→ **PROBLEM DETAILS**:
With "JSON" as the search word, show every line of the material that has it.

→ **INFORMATION PROVIDED**:
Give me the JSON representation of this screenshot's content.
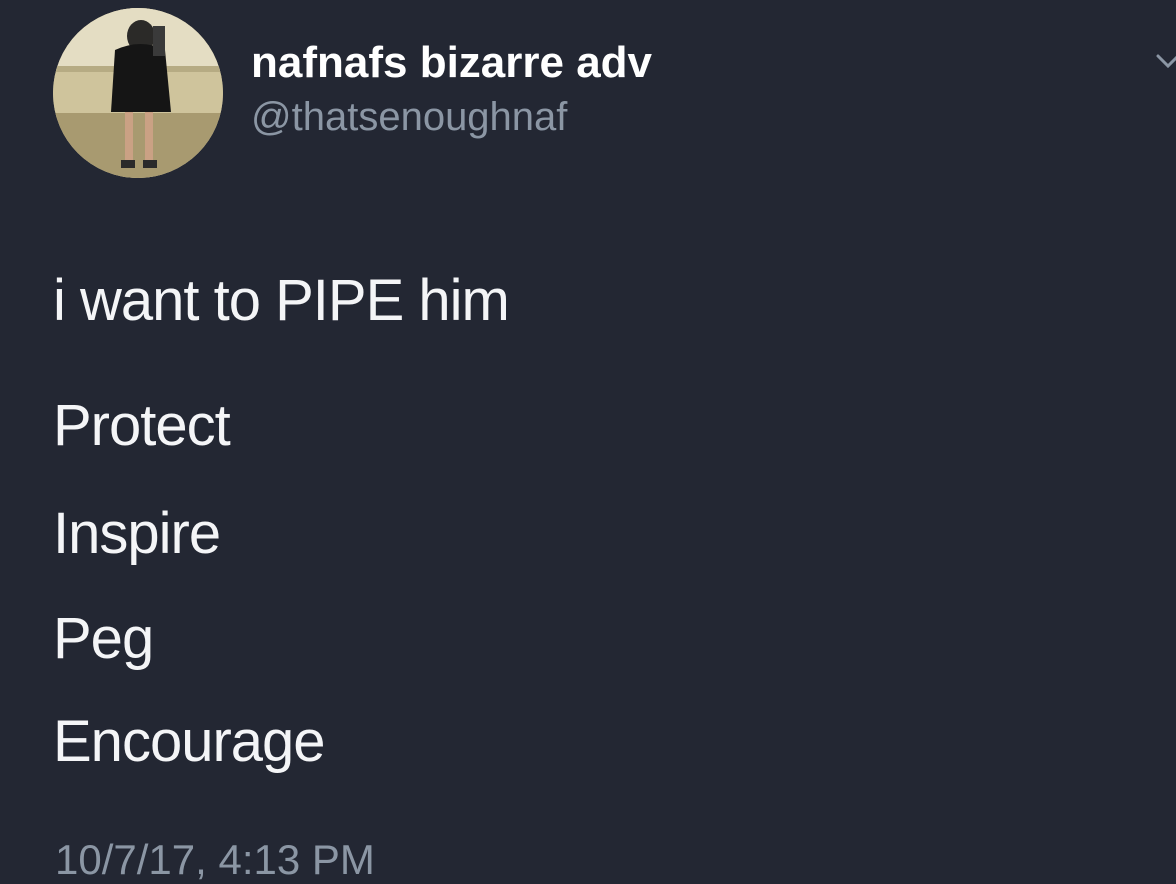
{
  "tweet": {
    "display_name": "nafnafs bizarre adv",
    "handle": "@thatsenoughnaf",
    "lines": [
      "i want to PIPE him",
      "Protect",
      "Inspire",
      "Peg",
      "Encourage"
    ],
    "timestamp": "10/7/17, 4:13 PM"
  },
  "icons": {
    "avatar": "profile-photo",
    "menu": "chevron-down-icon"
  },
  "colors": {
    "background": "#232733",
    "primary_text": "#ffffff",
    "secondary_text": "#8b96a4"
  }
}
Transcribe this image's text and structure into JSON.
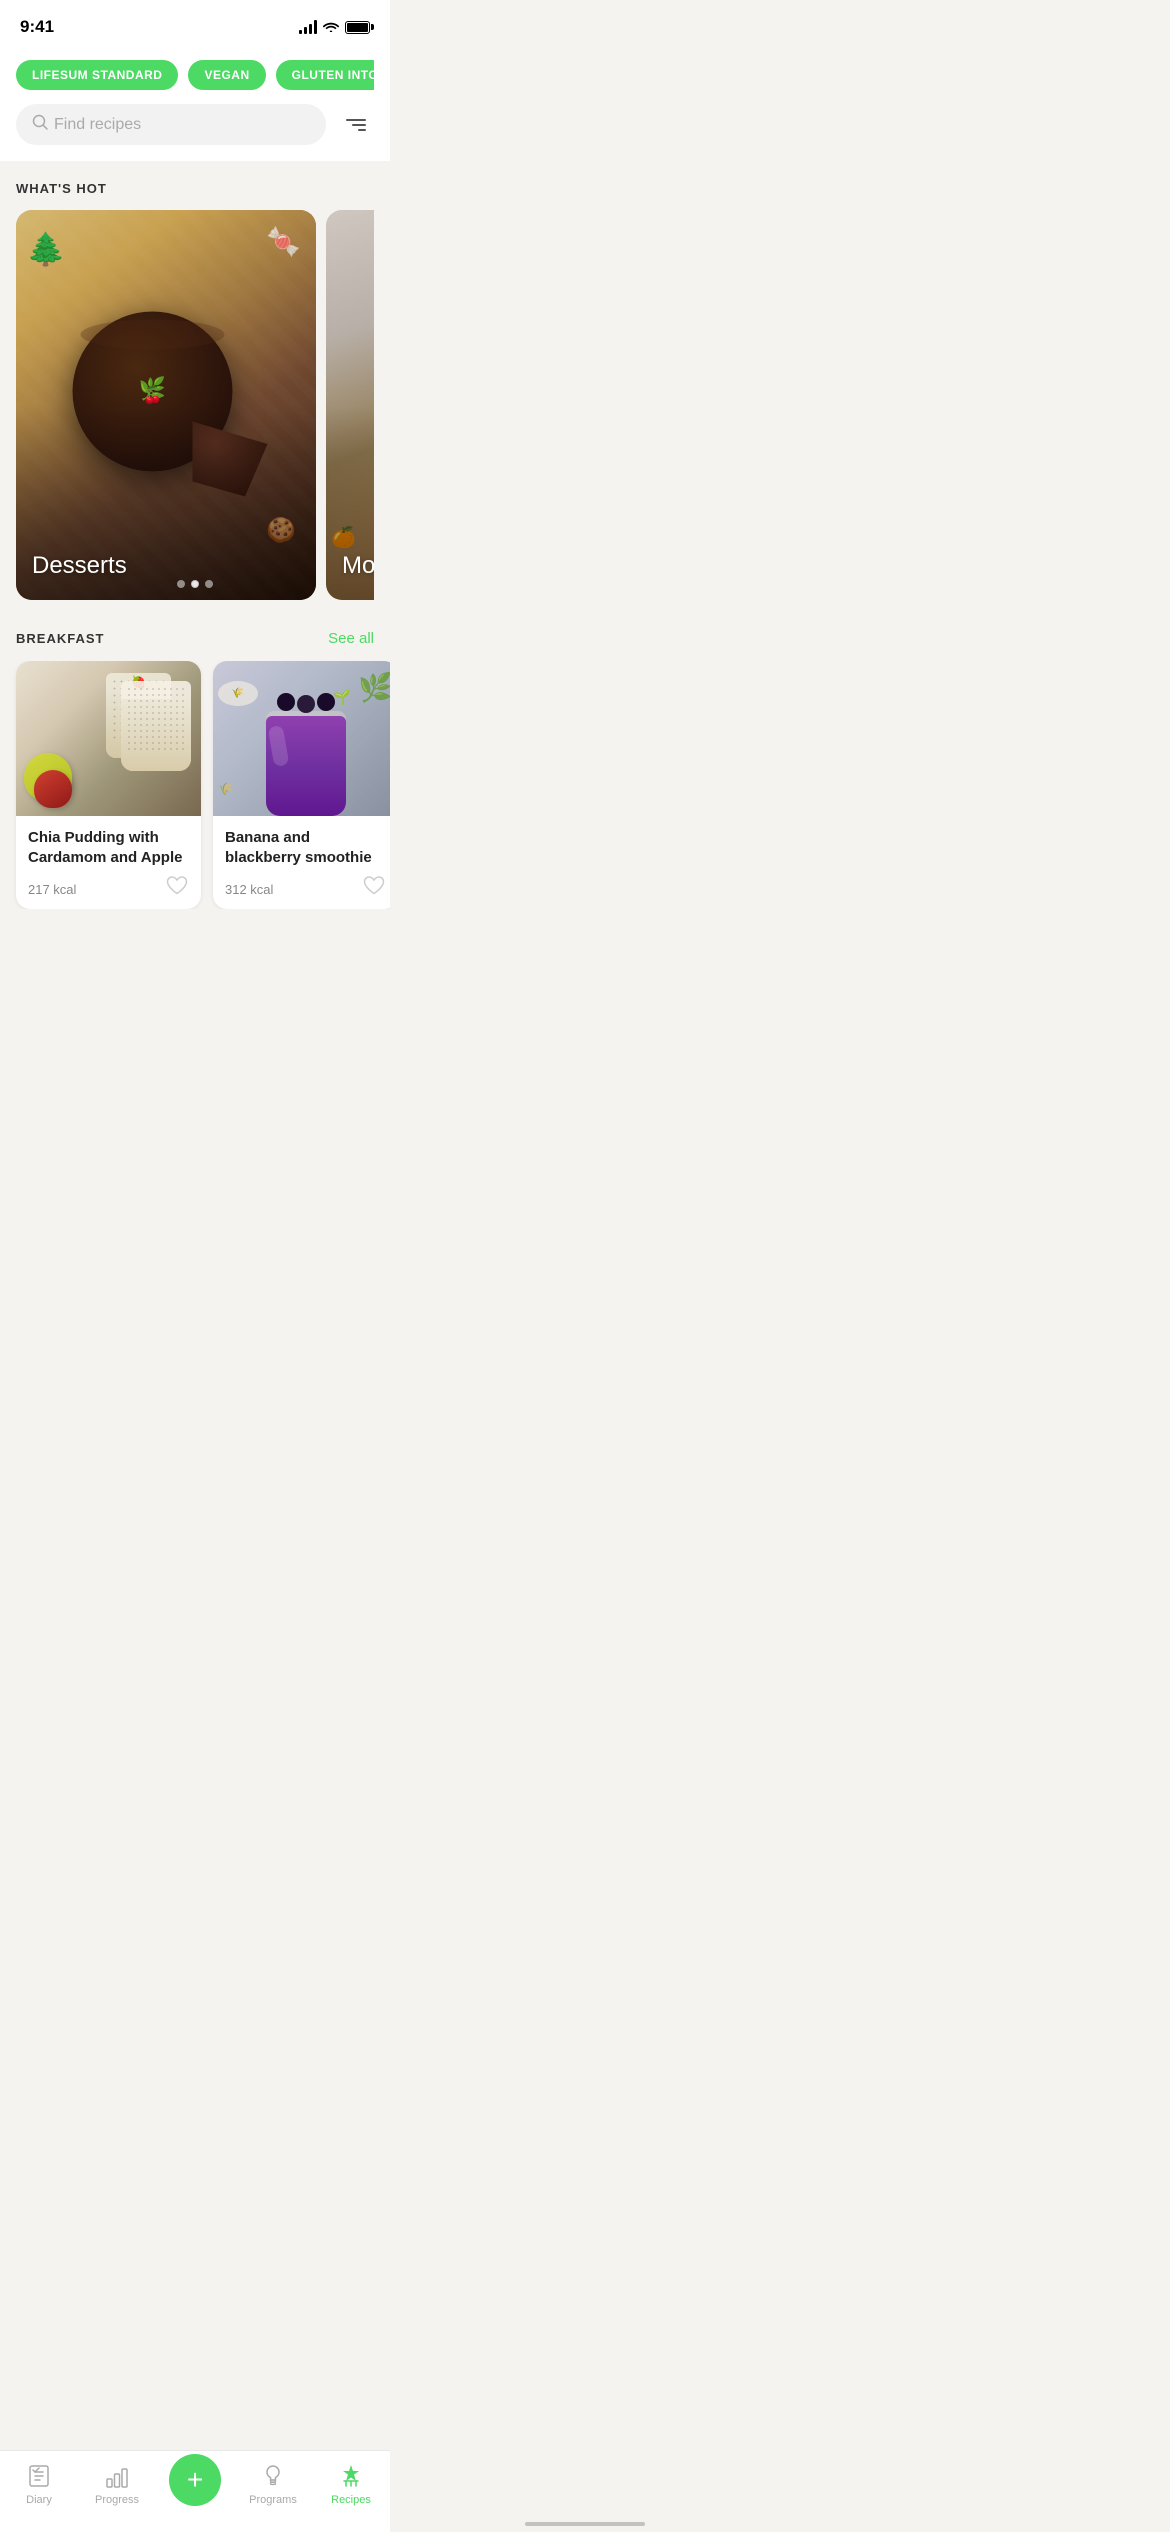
{
  "statusBar": {
    "time": "9:41"
  },
  "planTags": [
    {
      "label": "LIFESUM STANDARD"
    },
    {
      "label": "VEGAN"
    },
    {
      "label": "GLUTEN INTO..."
    }
  ],
  "search": {
    "placeholder": "Find recipes"
  },
  "sections": {
    "whatsHot": {
      "title": "WHAT'S HOT",
      "cards": [
        {
          "label": "Desserts"
        },
        {
          "label": "Mock..."
        }
      ]
    },
    "breakfast": {
      "title": "BREAKFAST",
      "seeAll": "See all",
      "recipes": [
        {
          "name": "Chia Pudding with Cardamom and Apple",
          "kcal": "217 kcal"
        },
        {
          "name": "Banana and blackberry smoothie",
          "kcal": "312 kcal"
        }
      ]
    }
  },
  "bottomNav": {
    "items": [
      {
        "label": "Diary",
        "active": false
      },
      {
        "label": "Progress",
        "active": false
      },
      {
        "label": "",
        "isAdd": true
      },
      {
        "label": "Programs",
        "active": false
      },
      {
        "label": "Recipes",
        "active": true
      }
    ]
  },
  "colors": {
    "green": "#4cd964",
    "activeNav": "#4cd964",
    "inactiveNav": "#aaa"
  }
}
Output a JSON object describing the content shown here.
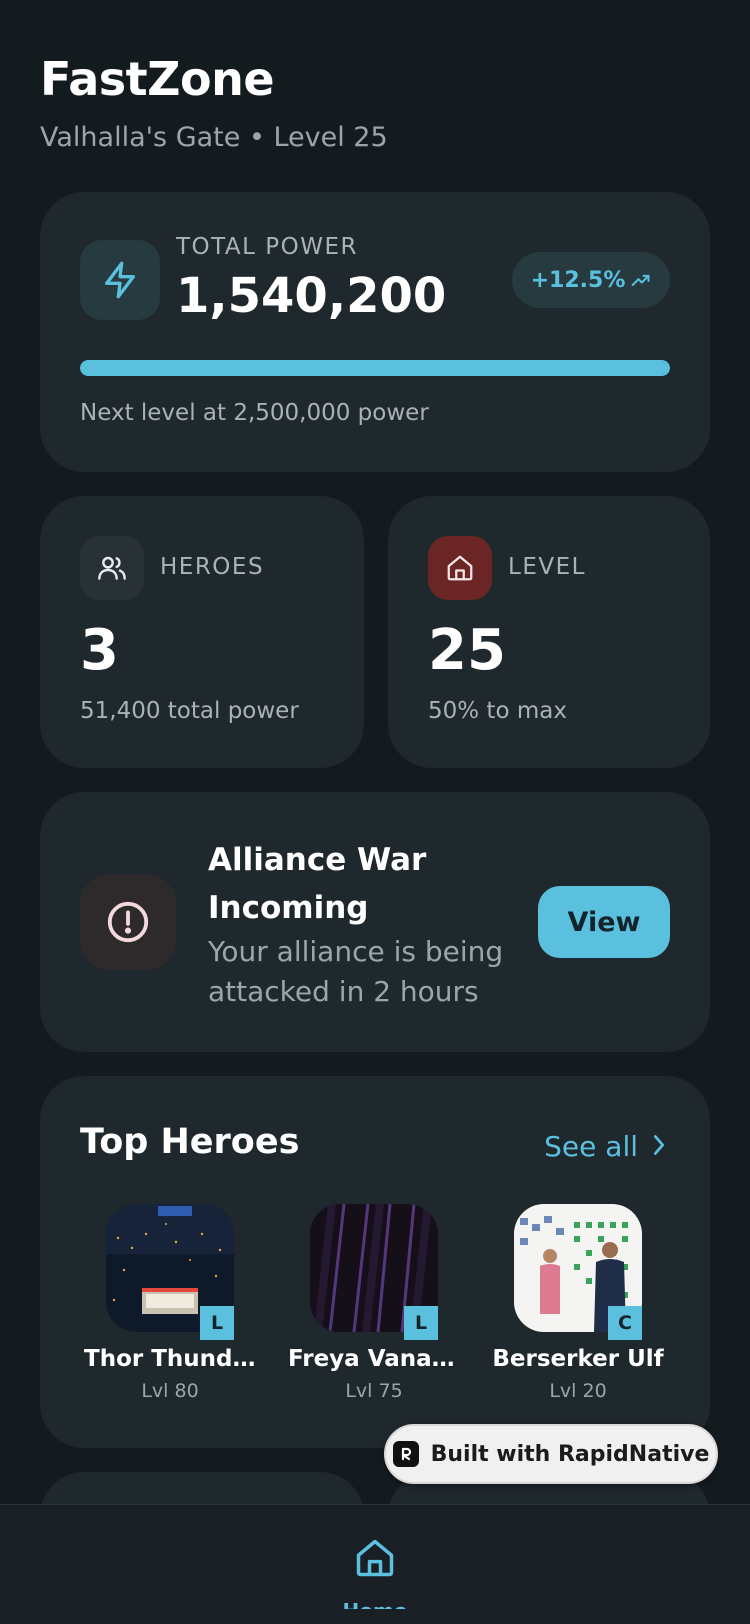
{
  "header": {
    "title": "FastZone",
    "subtitle": "Valhalla's Gate • Level 25"
  },
  "power": {
    "label": "TOTAL POWER",
    "value": "1,540,200",
    "change": "+12.5%",
    "progress_fraction": 1.0,
    "note": "Next level at 2,500,000 power",
    "icon": "lightning-icon",
    "accent": "#5bc0de"
  },
  "stats": {
    "heroes": {
      "label": "HEROES",
      "value": "3",
      "sub": "51,400 total power",
      "icon": "users-icon"
    },
    "level": {
      "label": "LEVEL",
      "value": "25",
      "sub": "50% to max",
      "icon": "home-icon",
      "icon_bg": "#6b2525"
    }
  },
  "alert": {
    "title": "Alliance War Incoming",
    "text": "Your alliance is being attacked in 2 hours",
    "button": "View",
    "icon": "alert-circle-icon"
  },
  "top_heroes": {
    "title": "Top Heroes",
    "see_all": "See all",
    "items": [
      {
        "name": "Thor Thunde...",
        "level": "Lvl 80",
        "rarity": "L"
      },
      {
        "name": "Freya Vanadis",
        "level": "Lvl 75",
        "rarity": "L"
      },
      {
        "name": "Berserker Ulf",
        "level": "Lvl 20",
        "rarity": "C"
      }
    ]
  },
  "built_with": "Built with RapidNative",
  "nav": {
    "home_label": "Home",
    "home_icon": "home-icon"
  }
}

→ **REPLY TO THE EXERCISE**:
Give me the JSON representation of this screenshot's content.
Transcribe this image's text and structure into JSON.
Output a JSON object describing the content shown here.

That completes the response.